Marlene Wagman-Geller

"As far back as I can remember, it was always on my bucket list, even before the term bucket list was coined,
to be a writer. It was a natural progression to want to go from reading books to writing one."

Spiked Schnapps (1774)

Mar 15, 2022 by Marlene Wagman-Geller

Forest Gump observed, “My mama always said you can tell a lot about a person by their shoes, where they going, where they been.” While Forest never wore Birkenstocks, the footwear of the flower power generation trod quite the path since its founder, Johannes Adam Birkenstock, fashioned the first pair.

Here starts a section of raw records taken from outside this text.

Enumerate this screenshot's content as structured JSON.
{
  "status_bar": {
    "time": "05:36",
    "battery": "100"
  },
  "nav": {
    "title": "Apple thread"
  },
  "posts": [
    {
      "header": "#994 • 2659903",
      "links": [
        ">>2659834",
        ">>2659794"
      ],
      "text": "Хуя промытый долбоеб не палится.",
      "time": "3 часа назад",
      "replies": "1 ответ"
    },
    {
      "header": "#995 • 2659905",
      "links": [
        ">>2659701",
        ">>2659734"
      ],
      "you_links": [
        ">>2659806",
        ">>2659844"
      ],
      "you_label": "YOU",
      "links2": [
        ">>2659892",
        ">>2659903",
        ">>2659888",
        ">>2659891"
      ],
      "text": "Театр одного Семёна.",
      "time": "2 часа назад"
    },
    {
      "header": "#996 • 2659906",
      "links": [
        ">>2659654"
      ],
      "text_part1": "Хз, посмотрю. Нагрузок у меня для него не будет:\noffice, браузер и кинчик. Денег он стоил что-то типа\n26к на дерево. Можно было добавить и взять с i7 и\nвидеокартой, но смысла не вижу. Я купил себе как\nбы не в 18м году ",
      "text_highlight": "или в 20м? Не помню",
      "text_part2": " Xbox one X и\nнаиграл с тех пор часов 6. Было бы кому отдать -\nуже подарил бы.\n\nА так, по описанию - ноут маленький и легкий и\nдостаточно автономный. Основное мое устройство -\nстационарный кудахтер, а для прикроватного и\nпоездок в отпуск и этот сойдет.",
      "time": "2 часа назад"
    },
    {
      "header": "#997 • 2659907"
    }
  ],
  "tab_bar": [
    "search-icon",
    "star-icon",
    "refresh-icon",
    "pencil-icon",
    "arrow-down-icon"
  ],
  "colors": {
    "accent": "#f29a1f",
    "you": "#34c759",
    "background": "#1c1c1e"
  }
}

      Before Crocs and Uggs were glimmers in their creators’ eyes, church records from the German town of Langen-Bergheim listed Johannes Adam Birkenstock as “vassal and cobbler.” In the late 19th century, his descendant, Konrad Birkenstock, opened two stores in Frankfurt where he fashioned shoes with a fussbett, “footbed,” that emulates the sensation of walking on sand. The store proved profitable as Germans extoll the virtues of walking though the cultural trend carried negativity. In the country’s anti-Semitic literature of the fin de sièce era, a malformed foot caricatured Jews as much as did hooked noses. The success of the footwear led to a national contract during World War I to help injured soldiers. In the 1960s, Karl Birkenstock experimented in his kitchen where he blended cork and latex to create the light yet resilient Madrid model. 

      The metamorphosis of Birkenstock from a Bavarian family-owned business to a world-wide conglomerate occurred when Berlin born Margot Fraser married an American and moved to Santa Cruz, California. On a 1960s trip home to visit a spa, she purchased a pair of Birkenstocks, far more comfortable for her painful foot condition than the narrow-pointed toe style then in vogue. Trying to peddle her idea, shoe-store owners-one who referred to them as “hideous-” said they would never sell. Undaunted, she set up a booth at a San Francisco convention that proved popular with health store owners who placed them alongside granola. They proved de rigueur for the counterculture generation.  So many wore them in the Bay Area they became known as “Berkeleystocks.” For Margot, the sole American distributor, the cork sandal became her glass slipper.

     As with the Aesopian turtle, the prosaic shoes sold steadily but surely under the hippie shoe came under the 1990s spotlight. Model Kate Moss and designer Perry Ellis gave them a thumbs up that led to the patronage of Madonna, Harrison Ford, and Keanu Reeves. In 2012, Birkenstocks trod a Paris runway when Phoebe Philo of Céline arranged a fashion show where the models sported the German sandals lined with fur in what magazines dubbed “Furkenstocks.” Miley Cyrus sported a bejeweled pair coupled with a bra top. Italian designer Giambattista Valli offered a metallic version edged with studs; Givenchy’s version displayed pink roses. Actress Frances McDormand presented a 2019 Oscar wearing a pink Valentino gown and custom yellow suede Valentino Birkenstocks. To the shock of Sex and the City fans, Carrie Bradshaw, slavishly devoted to the stiletto, in the follow up series, And Just Life That, wore a pair of mocha-toned Birkenstocks. Kendall Jenner and Dakota Johnson followed suit. With hippie and celebrity stamp of approval, the company sells approximately thirty-four million shoes annually in a 100 countries.

     Proof positive that the once ugly duckling has shed its reputation as Geekenstocks is its 2021 incarnation when the orthopedic sandal transformed to one where its leather strap consisted of a repurposed Hermès Birkin bag that sells from $34,000 to $76,000-depending on foot size. In the same year, Alex and Christian Birkenstock announced it was selling a majority of its $4.85 billion company sold to luxury brand LVMH-think Louis Vuitton. If Johannes could see where his shoemaking shop had led, he would think mischievous elves had spiked his schnapps.